Exercise
For the material that follows, list every line containing the word "home".

____

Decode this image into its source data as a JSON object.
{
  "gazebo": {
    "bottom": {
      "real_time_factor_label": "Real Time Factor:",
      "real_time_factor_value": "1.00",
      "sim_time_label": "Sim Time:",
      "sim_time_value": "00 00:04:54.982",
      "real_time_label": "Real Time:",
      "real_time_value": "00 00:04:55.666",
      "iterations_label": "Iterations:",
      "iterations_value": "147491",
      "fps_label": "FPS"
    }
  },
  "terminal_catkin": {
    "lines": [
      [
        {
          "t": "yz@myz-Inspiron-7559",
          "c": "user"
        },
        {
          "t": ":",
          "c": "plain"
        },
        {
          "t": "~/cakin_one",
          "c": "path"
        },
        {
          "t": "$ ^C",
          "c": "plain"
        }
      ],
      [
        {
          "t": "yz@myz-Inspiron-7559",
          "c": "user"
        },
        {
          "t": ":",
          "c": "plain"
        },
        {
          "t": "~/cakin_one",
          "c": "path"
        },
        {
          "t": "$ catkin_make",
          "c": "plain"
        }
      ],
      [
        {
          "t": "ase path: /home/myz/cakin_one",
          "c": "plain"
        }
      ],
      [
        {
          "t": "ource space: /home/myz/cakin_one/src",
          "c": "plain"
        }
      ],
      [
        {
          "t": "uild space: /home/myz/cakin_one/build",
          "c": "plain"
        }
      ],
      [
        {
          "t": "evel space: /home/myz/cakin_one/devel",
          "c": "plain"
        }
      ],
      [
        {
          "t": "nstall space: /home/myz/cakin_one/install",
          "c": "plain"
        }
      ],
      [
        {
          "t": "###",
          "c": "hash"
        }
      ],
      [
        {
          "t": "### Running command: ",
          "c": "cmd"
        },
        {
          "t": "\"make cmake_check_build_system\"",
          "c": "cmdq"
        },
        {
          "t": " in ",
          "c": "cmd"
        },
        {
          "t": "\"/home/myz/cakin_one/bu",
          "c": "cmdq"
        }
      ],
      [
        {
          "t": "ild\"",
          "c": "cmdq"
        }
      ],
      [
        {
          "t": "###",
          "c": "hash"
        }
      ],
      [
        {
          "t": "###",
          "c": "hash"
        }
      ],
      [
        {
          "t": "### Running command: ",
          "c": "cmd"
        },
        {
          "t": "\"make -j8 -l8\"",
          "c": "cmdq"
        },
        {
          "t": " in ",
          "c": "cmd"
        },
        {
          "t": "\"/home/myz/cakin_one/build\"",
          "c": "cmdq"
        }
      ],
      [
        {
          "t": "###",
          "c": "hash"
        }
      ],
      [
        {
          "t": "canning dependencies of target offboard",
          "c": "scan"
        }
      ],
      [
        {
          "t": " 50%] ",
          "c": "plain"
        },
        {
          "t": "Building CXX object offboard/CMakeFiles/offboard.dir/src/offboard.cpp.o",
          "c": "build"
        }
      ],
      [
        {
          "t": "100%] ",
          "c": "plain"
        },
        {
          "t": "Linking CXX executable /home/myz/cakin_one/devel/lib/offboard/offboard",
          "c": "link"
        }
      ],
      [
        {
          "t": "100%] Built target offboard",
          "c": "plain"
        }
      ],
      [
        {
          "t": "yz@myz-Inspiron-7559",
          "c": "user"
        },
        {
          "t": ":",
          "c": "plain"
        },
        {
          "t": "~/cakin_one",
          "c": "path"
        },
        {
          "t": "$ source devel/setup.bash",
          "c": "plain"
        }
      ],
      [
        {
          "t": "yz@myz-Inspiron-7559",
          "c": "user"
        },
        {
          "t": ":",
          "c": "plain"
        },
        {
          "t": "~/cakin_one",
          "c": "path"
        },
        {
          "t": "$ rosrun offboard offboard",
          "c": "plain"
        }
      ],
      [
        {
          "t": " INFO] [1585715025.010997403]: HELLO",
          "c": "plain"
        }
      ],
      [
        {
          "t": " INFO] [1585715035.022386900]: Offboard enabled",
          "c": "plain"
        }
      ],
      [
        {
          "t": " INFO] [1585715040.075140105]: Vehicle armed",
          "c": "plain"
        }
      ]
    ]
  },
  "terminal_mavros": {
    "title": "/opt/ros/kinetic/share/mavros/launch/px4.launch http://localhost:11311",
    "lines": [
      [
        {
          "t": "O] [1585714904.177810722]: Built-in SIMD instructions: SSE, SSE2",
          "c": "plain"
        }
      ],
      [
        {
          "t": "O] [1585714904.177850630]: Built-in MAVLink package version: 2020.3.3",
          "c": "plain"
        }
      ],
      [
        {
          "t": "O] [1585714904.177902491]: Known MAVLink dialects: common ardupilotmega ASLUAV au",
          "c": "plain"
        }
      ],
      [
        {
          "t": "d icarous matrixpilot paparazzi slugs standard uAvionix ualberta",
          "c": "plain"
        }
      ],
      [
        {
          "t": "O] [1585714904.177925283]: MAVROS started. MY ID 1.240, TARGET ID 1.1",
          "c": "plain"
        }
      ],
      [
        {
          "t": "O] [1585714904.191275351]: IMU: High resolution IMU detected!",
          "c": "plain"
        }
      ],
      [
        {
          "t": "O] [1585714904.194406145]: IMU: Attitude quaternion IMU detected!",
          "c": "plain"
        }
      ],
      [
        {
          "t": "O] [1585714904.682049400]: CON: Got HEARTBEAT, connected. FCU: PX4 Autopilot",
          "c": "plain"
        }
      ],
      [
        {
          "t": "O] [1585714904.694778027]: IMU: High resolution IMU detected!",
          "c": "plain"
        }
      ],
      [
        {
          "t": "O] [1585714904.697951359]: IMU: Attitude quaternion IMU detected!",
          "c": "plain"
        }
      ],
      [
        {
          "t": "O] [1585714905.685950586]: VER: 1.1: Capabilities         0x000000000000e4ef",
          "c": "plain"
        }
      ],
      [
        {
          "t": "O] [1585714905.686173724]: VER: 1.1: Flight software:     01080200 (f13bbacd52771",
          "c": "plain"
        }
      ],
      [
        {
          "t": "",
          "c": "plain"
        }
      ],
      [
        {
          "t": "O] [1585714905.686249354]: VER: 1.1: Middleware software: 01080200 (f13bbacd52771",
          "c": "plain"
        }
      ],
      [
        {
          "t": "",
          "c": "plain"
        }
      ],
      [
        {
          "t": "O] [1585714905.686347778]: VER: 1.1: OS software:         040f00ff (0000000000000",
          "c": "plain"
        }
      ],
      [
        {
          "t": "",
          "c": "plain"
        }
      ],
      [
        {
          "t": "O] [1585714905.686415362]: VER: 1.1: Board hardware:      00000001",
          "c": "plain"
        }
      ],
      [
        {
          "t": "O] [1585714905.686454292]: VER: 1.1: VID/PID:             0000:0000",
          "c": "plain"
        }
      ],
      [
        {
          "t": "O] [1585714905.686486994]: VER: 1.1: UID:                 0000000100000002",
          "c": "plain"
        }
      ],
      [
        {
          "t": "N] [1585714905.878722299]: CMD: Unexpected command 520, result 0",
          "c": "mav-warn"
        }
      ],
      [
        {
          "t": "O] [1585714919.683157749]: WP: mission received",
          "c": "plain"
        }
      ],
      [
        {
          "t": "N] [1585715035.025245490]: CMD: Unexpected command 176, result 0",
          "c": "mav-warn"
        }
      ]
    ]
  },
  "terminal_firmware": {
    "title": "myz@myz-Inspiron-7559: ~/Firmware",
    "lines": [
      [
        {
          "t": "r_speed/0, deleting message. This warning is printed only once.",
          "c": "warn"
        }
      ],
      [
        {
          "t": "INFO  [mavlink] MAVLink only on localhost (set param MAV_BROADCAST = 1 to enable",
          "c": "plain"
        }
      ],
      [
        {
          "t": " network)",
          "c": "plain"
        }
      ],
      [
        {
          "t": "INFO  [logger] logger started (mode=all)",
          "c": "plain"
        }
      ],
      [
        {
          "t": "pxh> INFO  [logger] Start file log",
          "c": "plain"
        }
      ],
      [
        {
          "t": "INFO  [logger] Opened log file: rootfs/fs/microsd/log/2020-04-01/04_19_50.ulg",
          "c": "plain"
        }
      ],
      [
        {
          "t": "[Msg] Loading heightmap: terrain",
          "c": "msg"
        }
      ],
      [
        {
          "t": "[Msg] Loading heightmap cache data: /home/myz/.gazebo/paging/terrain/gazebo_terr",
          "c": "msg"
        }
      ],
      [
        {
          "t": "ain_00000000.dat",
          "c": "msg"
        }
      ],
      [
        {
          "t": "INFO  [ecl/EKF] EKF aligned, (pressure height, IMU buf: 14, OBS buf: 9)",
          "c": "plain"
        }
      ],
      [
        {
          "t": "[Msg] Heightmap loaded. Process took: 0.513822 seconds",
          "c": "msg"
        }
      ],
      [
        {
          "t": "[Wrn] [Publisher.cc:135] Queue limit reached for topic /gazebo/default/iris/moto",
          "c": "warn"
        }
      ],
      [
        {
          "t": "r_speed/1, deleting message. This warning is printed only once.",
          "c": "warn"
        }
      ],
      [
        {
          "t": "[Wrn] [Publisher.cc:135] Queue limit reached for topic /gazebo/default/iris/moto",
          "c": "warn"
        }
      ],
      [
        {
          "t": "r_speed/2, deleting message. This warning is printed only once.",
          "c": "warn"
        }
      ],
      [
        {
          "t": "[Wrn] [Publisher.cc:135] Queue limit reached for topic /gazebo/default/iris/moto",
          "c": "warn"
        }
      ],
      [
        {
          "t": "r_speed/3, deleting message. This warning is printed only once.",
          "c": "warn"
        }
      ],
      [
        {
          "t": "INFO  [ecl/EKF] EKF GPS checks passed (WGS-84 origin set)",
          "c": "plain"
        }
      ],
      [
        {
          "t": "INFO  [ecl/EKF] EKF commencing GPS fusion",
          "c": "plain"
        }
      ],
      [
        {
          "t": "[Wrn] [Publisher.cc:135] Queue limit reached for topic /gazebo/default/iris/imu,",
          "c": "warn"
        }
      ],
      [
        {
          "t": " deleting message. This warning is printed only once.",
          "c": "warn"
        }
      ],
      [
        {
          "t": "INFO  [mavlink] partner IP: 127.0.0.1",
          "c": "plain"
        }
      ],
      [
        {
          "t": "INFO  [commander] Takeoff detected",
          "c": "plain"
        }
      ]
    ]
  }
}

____

Answer
          "t": "ase path: /home/myz/cakin_one",
          "t": "ource space: /home/myz/cakin_one/src",
          "t": "uild space: /home/myz/cakin_one/build",
          "t": "evel space: /home/myz/cakin_one/devel",
          "t": "nstall space: /home/myz/cakin_one/install",
          "t": "\"/home/myz/cakin_one/bu",
          "t": "\"/home/myz/cakin_one/build\"",
          "t": "Linking CXX executable /home/myz/cakin_one/devel/lib/offboard/offboard",
          "t": "[Msg] Loading heightmap cache data: /home/myz/.gazebo/paging/terrain/gazebo_terr",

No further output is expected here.